--- DATA SUPPLIED Enclosed Below ---

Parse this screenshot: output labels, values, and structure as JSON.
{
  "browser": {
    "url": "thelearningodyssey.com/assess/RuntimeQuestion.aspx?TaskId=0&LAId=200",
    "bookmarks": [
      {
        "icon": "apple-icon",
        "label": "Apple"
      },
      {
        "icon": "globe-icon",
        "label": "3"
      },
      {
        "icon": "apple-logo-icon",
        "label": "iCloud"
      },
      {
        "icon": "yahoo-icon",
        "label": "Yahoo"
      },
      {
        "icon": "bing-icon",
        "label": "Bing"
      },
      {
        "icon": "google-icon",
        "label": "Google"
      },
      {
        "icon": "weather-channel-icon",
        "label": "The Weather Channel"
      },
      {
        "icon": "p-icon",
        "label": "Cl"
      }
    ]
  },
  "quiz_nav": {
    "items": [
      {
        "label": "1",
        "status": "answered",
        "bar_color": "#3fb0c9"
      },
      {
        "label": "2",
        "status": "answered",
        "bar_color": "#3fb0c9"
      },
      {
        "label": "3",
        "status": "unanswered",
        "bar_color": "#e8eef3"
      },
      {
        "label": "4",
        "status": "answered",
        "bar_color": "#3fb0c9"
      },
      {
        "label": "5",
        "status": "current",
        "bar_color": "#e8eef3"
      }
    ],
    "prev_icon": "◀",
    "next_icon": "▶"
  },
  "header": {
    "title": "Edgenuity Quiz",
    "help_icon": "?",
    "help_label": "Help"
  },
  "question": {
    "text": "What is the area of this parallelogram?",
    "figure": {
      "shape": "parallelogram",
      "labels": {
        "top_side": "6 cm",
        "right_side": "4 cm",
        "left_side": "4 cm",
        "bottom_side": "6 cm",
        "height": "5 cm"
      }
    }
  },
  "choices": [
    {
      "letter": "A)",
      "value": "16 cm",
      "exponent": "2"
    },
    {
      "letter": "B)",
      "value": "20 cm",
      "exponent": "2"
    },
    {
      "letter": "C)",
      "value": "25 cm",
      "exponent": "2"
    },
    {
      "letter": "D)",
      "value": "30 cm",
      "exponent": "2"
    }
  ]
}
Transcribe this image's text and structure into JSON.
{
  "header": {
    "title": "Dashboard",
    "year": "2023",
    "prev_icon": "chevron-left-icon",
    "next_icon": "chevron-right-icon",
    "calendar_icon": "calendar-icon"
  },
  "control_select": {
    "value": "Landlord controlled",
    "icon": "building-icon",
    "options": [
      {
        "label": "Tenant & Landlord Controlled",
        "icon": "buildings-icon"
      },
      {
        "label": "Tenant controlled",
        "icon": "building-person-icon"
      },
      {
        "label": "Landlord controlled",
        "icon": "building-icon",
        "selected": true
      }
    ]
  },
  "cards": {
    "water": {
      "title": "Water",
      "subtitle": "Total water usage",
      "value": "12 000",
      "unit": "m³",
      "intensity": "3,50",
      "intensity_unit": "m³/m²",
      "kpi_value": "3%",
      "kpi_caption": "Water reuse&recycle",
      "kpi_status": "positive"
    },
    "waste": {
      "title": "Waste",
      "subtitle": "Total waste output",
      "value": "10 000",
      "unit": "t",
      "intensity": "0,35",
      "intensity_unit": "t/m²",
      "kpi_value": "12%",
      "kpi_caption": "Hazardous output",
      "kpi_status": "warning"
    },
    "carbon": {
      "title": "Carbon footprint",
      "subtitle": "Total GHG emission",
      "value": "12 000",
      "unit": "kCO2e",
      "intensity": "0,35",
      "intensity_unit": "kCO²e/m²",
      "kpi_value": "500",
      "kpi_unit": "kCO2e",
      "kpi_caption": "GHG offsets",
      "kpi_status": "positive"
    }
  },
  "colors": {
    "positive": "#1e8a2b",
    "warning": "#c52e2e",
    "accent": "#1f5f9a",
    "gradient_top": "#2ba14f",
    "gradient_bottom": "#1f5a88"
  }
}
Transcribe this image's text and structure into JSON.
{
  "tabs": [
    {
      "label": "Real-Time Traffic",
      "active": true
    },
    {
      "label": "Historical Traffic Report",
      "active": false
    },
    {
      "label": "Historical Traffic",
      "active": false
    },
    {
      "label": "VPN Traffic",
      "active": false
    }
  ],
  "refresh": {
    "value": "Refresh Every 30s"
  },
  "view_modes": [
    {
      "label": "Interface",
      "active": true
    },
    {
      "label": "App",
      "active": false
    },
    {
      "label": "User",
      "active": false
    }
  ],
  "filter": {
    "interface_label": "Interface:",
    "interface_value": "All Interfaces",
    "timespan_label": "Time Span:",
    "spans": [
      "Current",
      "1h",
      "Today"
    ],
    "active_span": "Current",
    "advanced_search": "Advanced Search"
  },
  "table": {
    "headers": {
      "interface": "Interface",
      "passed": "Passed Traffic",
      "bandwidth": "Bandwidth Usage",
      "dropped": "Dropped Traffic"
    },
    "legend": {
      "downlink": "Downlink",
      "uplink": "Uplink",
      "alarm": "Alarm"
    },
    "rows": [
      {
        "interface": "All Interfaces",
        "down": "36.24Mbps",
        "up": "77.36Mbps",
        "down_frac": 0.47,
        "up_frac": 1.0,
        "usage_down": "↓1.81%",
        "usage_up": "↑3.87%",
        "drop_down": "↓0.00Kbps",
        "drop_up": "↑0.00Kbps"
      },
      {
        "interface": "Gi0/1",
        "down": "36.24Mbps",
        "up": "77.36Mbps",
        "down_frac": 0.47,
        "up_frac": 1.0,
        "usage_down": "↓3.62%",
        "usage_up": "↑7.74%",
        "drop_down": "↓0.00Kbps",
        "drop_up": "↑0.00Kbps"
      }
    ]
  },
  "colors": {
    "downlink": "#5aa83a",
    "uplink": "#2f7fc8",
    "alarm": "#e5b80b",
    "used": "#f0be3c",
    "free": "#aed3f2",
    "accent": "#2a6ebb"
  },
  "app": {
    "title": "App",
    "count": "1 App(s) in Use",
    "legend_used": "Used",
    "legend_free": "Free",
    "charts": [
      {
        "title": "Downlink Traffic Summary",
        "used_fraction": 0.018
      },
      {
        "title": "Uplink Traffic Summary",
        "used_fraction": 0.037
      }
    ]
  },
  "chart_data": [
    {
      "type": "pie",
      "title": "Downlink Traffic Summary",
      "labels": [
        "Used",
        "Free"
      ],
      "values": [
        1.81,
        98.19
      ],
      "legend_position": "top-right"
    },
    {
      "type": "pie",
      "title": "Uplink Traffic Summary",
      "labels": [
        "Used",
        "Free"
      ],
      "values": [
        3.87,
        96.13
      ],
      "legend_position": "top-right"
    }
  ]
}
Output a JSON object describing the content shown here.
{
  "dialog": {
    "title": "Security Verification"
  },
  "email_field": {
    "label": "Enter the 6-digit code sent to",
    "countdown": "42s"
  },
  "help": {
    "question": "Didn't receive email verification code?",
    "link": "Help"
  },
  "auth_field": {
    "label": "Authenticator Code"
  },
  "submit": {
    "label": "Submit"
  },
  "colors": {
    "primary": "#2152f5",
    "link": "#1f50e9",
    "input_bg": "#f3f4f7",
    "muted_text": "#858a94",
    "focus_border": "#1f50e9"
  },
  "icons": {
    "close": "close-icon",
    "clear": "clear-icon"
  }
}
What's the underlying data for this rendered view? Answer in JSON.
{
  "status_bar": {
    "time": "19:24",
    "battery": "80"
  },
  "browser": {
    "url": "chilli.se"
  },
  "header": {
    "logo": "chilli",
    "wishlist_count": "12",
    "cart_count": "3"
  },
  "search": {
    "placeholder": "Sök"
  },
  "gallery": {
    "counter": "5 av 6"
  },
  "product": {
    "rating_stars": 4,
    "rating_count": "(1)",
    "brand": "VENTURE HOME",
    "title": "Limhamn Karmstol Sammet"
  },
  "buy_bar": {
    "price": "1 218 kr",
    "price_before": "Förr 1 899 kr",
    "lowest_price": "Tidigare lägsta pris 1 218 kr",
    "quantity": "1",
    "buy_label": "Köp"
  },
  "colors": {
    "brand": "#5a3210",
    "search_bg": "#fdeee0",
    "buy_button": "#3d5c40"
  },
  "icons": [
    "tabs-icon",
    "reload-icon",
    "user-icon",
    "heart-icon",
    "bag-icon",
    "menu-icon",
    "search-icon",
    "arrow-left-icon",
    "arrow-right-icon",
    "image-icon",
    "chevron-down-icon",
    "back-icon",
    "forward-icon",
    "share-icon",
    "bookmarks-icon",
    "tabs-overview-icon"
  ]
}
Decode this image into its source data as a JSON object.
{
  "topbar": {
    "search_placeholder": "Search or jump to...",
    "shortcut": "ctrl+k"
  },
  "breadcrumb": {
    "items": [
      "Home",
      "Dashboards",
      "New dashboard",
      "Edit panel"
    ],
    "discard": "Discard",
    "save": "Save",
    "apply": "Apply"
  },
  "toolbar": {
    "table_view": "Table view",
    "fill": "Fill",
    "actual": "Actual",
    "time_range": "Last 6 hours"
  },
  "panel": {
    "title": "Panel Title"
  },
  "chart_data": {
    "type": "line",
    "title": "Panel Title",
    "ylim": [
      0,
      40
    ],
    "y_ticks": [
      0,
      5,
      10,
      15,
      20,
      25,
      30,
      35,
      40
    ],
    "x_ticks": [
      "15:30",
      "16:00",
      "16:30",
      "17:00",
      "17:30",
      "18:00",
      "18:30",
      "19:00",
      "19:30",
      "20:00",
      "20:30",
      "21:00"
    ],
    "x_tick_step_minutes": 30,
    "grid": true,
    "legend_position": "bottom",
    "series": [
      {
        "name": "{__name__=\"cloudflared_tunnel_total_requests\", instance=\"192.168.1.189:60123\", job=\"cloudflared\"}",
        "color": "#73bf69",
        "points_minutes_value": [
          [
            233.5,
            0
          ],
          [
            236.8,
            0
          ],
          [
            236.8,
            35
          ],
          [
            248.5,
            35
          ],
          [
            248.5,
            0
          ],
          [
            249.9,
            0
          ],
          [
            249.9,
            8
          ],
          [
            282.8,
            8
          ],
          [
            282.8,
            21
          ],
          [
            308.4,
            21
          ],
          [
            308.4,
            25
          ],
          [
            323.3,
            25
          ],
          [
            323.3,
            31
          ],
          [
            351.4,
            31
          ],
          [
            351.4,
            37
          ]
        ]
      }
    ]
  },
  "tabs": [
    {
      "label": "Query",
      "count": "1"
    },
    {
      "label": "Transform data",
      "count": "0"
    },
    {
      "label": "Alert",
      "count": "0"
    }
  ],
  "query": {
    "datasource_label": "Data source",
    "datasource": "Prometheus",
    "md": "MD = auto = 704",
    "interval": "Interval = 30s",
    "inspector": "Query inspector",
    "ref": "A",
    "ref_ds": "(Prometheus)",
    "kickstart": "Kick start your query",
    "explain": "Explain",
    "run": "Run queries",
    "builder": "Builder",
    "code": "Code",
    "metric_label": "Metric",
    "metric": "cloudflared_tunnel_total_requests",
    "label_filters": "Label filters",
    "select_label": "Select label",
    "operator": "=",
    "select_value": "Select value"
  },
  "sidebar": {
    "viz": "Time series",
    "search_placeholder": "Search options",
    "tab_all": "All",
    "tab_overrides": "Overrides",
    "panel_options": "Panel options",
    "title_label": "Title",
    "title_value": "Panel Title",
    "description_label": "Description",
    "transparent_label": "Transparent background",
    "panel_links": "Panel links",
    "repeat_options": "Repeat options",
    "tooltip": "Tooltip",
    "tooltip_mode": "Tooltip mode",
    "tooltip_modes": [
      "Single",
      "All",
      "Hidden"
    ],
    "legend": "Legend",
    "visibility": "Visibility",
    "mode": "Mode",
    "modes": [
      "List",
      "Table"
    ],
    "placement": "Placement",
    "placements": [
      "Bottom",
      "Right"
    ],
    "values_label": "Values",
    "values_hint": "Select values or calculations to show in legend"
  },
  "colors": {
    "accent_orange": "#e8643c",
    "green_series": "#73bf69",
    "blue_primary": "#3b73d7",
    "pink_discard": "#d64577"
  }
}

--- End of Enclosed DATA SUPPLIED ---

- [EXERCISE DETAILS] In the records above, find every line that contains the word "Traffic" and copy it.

- [RESPONSE BOX]
      "label": "Real-Time Traffic",
      "label": "Historical Traffic Report",
      "label": "Historical Traffic",
      "label": "VPN Traffic",
      "passed": "Passed Traffic",
      "dropped": "Dropped Traffic"
        "title": "Downlink Traffic Summary",
        "title": "Uplink Traffic Summary",
      "title": "Downlink Traffic Summary",
      "title": "Uplink Traffic Summary",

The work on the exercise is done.